▸ **Provided information**:
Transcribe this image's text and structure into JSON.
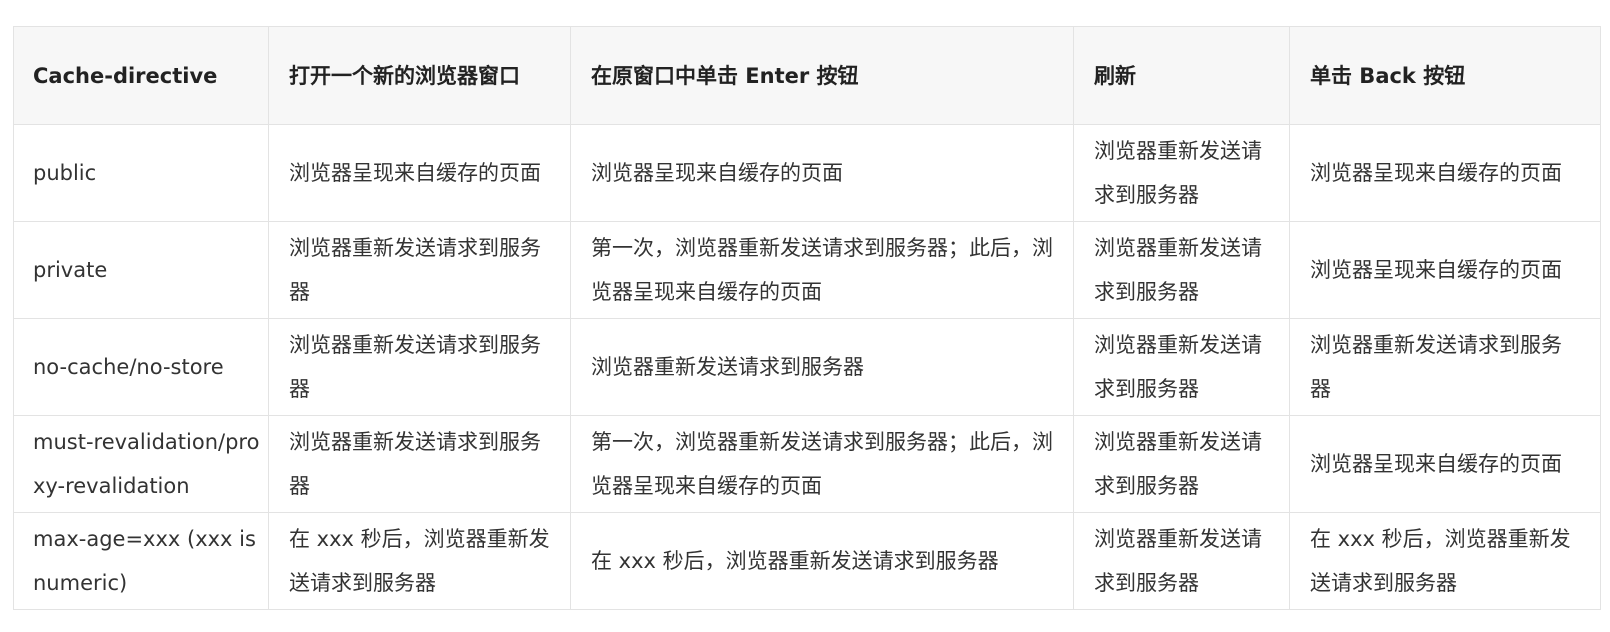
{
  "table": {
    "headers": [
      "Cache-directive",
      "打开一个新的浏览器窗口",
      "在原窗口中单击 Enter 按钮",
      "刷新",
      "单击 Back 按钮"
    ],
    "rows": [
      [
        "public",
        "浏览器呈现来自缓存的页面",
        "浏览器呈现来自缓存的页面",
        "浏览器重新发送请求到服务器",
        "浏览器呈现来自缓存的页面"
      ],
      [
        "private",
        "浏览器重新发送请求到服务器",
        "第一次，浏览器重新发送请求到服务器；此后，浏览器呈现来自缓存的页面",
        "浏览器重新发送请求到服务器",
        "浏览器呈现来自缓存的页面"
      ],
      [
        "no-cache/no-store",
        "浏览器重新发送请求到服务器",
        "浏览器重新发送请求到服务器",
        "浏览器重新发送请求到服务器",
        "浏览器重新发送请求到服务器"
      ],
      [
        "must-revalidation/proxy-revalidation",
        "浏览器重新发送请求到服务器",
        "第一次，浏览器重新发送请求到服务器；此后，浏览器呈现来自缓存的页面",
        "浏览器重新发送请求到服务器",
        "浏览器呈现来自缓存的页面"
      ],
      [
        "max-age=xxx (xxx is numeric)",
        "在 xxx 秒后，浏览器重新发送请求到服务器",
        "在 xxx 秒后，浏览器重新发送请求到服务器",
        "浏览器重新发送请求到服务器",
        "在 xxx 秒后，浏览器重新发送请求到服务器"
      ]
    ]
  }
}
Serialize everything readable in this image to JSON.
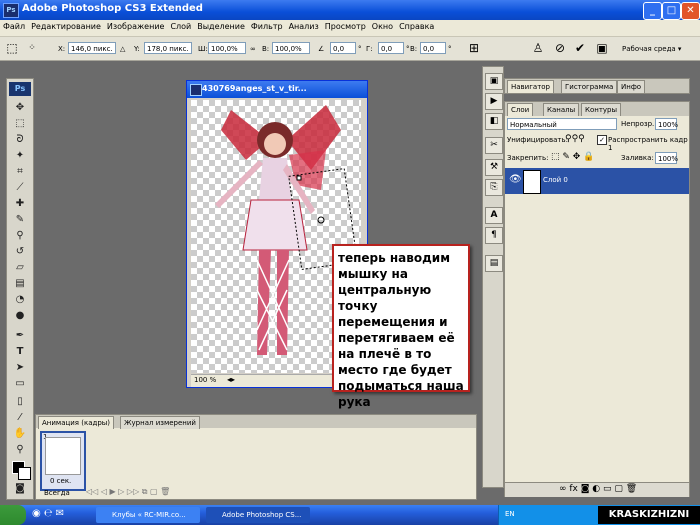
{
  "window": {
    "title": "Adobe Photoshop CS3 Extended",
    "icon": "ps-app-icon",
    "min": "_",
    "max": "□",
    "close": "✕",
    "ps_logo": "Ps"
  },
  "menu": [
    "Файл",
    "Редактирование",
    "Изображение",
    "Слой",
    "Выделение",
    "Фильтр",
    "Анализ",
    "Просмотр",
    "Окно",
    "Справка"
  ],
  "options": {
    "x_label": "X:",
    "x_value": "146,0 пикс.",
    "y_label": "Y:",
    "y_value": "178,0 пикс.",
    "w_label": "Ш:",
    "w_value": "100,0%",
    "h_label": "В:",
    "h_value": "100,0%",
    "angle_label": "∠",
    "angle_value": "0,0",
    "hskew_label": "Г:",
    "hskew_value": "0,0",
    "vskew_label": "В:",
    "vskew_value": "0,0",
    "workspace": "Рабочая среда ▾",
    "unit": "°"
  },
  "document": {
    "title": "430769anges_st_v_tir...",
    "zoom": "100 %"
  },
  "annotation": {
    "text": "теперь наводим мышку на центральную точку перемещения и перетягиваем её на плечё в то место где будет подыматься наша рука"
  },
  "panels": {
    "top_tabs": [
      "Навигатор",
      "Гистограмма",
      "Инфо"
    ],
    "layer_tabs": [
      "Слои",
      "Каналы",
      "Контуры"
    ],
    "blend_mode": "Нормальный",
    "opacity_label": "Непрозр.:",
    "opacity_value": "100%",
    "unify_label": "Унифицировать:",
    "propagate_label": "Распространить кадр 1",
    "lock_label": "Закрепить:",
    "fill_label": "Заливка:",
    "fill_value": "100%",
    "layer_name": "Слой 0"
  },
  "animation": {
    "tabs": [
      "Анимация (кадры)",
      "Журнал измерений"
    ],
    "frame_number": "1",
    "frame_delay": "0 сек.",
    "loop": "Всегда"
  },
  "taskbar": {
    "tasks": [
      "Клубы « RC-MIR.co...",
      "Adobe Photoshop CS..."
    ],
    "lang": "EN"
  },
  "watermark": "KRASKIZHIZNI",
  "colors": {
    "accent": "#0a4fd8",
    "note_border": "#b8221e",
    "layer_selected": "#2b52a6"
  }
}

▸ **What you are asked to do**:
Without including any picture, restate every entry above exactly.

▸ **Answer box**:
Transcribe this image's text and structure into JSON.
{
  "table": {
    "headers": [
      "Cache-directive",
      "打开一个新的浏览器窗口",
      "在原窗口中单击 Enter 按钮",
      "刷新",
      "单击 Back 按钮"
    ],
    "rows": [
      [
        "public",
        "浏览器呈现来自缓存的页面",
        "浏览器呈现来自缓存的页面",
        "浏览器重新发送请求到服务器",
        "浏览器呈现来自缓存的页面"
      ],
      [
        "private",
        "浏览器重新发送请求到服务器",
        "第一次，浏览器重新发送请求到服务器；此后，浏览器呈现来自缓存的页面",
        "浏览器重新发送请求到服务器",
        "浏览器呈现来自缓存的页面"
      ],
      [
        "no-cache/no-store",
        "浏览器重新发送请求到服务器",
        "浏览器重新发送请求到服务器",
        "浏览器重新发送请求到服务器",
        "浏览器重新发送请求到服务器"
      ],
      [
        "must-revalidation/proxy-revalidation",
        "浏览器重新发送请求到服务器",
        "第一次，浏览器重新发送请求到服务器；此后，浏览器呈现来自缓存的页面",
        "浏览器重新发送请求到服务器",
        "浏览器呈现来自缓存的页面"
      ],
      [
        "max-age=xxx (xxx is numeric)",
        "在 xxx 秒后，浏览器重新发送请求到服务器",
        "在 xxx 秒后，浏览器重新发送请求到服务器",
        "浏览器重新发送请求到服务器",
        "在 xxx 秒后，浏览器重新发送请求到服务器"
      ]
    ]
  }
}
Serialize everything readable in this image to JSON.
{
  "window": {
    "title": "Adobe Photoshop CS3 Extended",
    "icon": "ps-app-icon",
    "min": "_",
    "max": "□",
    "close": "✕",
    "ps_logo": "Ps"
  },
  "menu": [
    "Файл",
    "Редактирование",
    "Изображение",
    "Слой",
    "Выделение",
    "Фильтр",
    "Анализ",
    "Просмотр",
    "Окно",
    "Справка"
  ],
  "options": {
    "x_label": "X:",
    "x_value": "146,0 пикс.",
    "y_label": "Y:",
    "y_value": "178,0 пикс.",
    "w_label": "Ш:",
    "w_value": "100,0%",
    "h_label": "В:",
    "h_value": "100,0%",
    "angle_label": "∠",
    "angle_value": "0,0",
    "hskew_label": "Г:",
    "hskew_value": "0,0",
    "vskew_label": "В:",
    "vskew_value": "0,0",
    "workspace": "Рабочая среда ▾",
    "unit": "°"
  },
  "document": {
    "title": "430769anges_st_v_tir...",
    "zoom": "100 %"
  },
  "annotation": {
    "text": "теперь наводим мышку на центральную точку перемещения и перетягиваем её на плечё в то место где будет подыматься наша рука"
  },
  "panels": {
    "top_tabs": [
      "Навигатор",
      "Гистограмма",
      "Инфо"
    ],
    "layer_tabs": [
      "Слои",
      "Каналы",
      "Контуры"
    ],
    "blend_mode": "Нормальный",
    "opacity_label": "Непрозр.:",
    "opacity_value": "100%",
    "unify_label": "Унифицировать:",
    "propagate_label": "Распространить кадр 1",
    "lock_label": "Закрепить:",
    "fill_label": "Заливка:",
    "fill_value": "100%",
    "layer_name": "Слой 0"
  },
  "animation": {
    "tabs": [
      "Анимация (кадры)",
      "Журнал измерений"
    ],
    "frame_number": "1",
    "frame_delay": "0 сек.",
    "loop": "Всегда"
  },
  "taskbar": {
    "tasks": [
      "Клубы « RC-MIR.co...",
      "Adobe Photoshop CS..."
    ],
    "lang": "EN"
  },
  "watermark": "KRASKIZHIZNI",
  "colors": {
    "accent": "#0a4fd8",
    "note_border": "#b8221e",
    "layer_selected": "#2b52a6"
  }
}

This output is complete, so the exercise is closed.